Carrie Mccorkindale, MPH, RD, CDE
March 30, 2020

Exercise can cause stress hormones, like adrenaline and cortisol to raise the glucose. These hormones are resistant to insulin, and exercise often stimulates the liver to release more of them which in turn causes the blood sugar to rise.

Just as each person who has diabetes is different, exercise can affect each person’s blood sugars differently. If the intensity and duration of exercise is for a long period of time, the blood sugar often spikes but will return to normal in an hour or two.

Exercise is a good way that works in your favor by helping you sleep better and can often offer glucose control for 24 hours afterwards.

Wondering how to blend in exercise and eating healthy to get your glucose looking just right? Here are some guidelines for exercise based on your blood sugar level:


If Blood Sugar Is:  Recommendation  Treatment
Less than 100 mg/dl This level may be too low to safely exercise Eat 15-30 grams of carbohydrate before exercising like ½ cup of juice, fruit, crackers, or 4 glucose tablets.
Between 100-250 mg/dl  

This is safe to exercise

Greater than 250 mg/dl This may be too high Check your urine for ketones.
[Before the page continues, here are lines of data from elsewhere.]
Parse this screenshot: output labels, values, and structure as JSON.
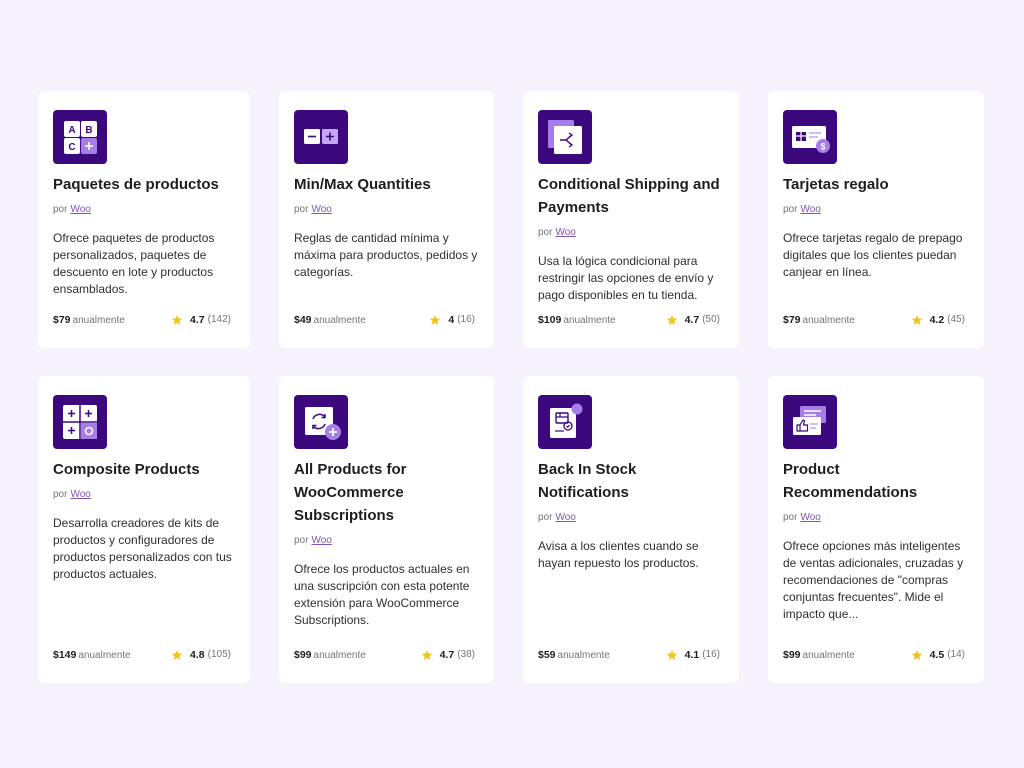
{
  "colors": {
    "page_background": "#f6f3fc",
    "card_background": "#ffffff",
    "icon_background": "#3c087e",
    "accent_purple": "#7f54b3",
    "star": "#f0c419"
  },
  "products": [
    {
      "title": "Paquetes de productos",
      "icon": "abc-bundle-icon",
      "vendor_prefix": "por",
      "vendor": "Woo",
      "description": "Ofrece paquetes de productos personalizados, paquetes de descuento en lote y productos ensamblados.",
      "price": "$79",
      "period": "anualmente",
      "rating": "4.7",
      "reviews": "(142)"
    },
    {
      "title": "Min/Max Quantities",
      "icon": "min-max-icon",
      "vendor_prefix": "por",
      "vendor": "Woo",
      "description": "Reglas de cantidad mínima y máxima para productos, pedidos y categorías.",
      "price": "$49",
      "period": "anualmente",
      "rating": "4",
      "reviews": "(16)"
    },
    {
      "title": "Conditional Shipping and Payments",
      "icon": "conditional-shipping-icon",
      "vendor_prefix": "por",
      "vendor": "Woo",
      "description": "Usa la lógica condicional para restringir las opciones de envío y pago disponibles en tu tienda.",
      "price": "$109",
      "period": "anualmente",
      "rating": "4.7",
      "reviews": "(50)"
    },
    {
      "title": "Tarjetas regalo",
      "icon": "gift-card-icon",
      "vendor_prefix": "por",
      "vendor": "Woo",
      "description": "Ofrece tarjetas regalo de prepago digitales que los clientes puedan canjear en línea.",
      "price": "$79",
      "period": "anualmente",
      "rating": "4.2",
      "reviews": "(45)"
    },
    {
      "title": "Composite Products",
      "icon": "composite-products-icon",
      "vendor_prefix": "por",
      "vendor": "Woo",
      "description": "Desarrolla creadores de kits de productos y configuradores de productos personalizados con tus productos actuales.",
      "price": "$149",
      "period": "anualmente",
      "rating": "4.8",
      "reviews": "(105)"
    },
    {
      "title": "All Products for WooCommerce Subscriptions",
      "icon": "subscriptions-icon",
      "vendor_prefix": "por",
      "vendor": "Woo",
      "description": "Ofrece los productos actuales en una suscripción con esta potente extensión para WooCommerce Subscriptions.",
      "price": "$99",
      "period": "anualmente",
      "rating": "4.7",
      "reviews": "(38)"
    },
    {
      "title": "Back In Stock Notifications",
      "icon": "back-in-stock-icon",
      "vendor_prefix": "por",
      "vendor": "Woo",
      "description": "Avisa a los clientes cuando se hayan repuesto los productos.",
      "price": "$59",
      "period": "anualmente",
      "rating": "4.1",
      "reviews": "(16)"
    },
    {
      "title": "Product Recommendations",
      "icon": "product-recommendations-icon",
      "vendor_prefix": "por",
      "vendor": "Woo",
      "description": "Ofrece opciones más inteligentes de ventas adicionales, cruzadas y recomendaciones de \"compras conjuntas frecuentes\". Mide el impacto que...",
      "price": "$99",
      "period": "anualmente",
      "rating": "4.5",
      "reviews": "(14)"
    }
  ]
}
Having ketones means that your body doesn’t have enough insulin to take the sugar in your body to your cells to provide energy.
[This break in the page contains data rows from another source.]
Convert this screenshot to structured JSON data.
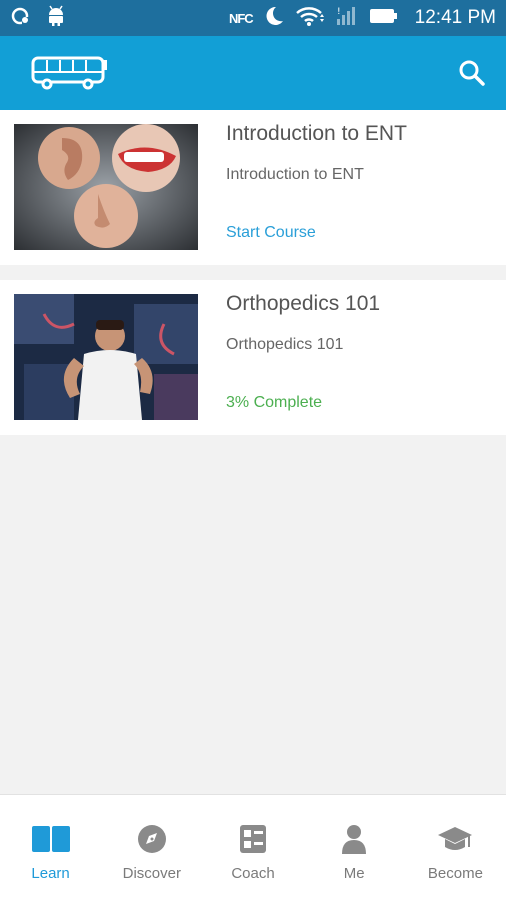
{
  "status_bar": {
    "time": "12:41 PM",
    "nfc": "NFC"
  },
  "courses": [
    {
      "title": "Introduction to ENT",
      "subtitle": "Introduction to ENT",
      "status": "Start Course"
    },
    {
      "title": "Orthopedics 101",
      "subtitle": "Orthopedics 101",
      "status": "3% Complete"
    }
  ],
  "nav": [
    {
      "label": "Learn"
    },
    {
      "label": "Discover"
    },
    {
      "label": "Coach"
    },
    {
      "label": "Me"
    },
    {
      "label": "Become"
    }
  ],
  "colors": {
    "status_bar": "#1e6f9e",
    "app_bar": "#129fd6",
    "start_course": "#2a9fd8",
    "complete": "#4caf50",
    "nav_active": "#1f9ad8",
    "nav_inactive": "#7a7a7a"
  }
}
For some individuals who plan to increase their exercise intensity or who meet certain higher-risk criteria may benefit from referral to a health care provider for a checkup and possible exercise stress test before starting such activities.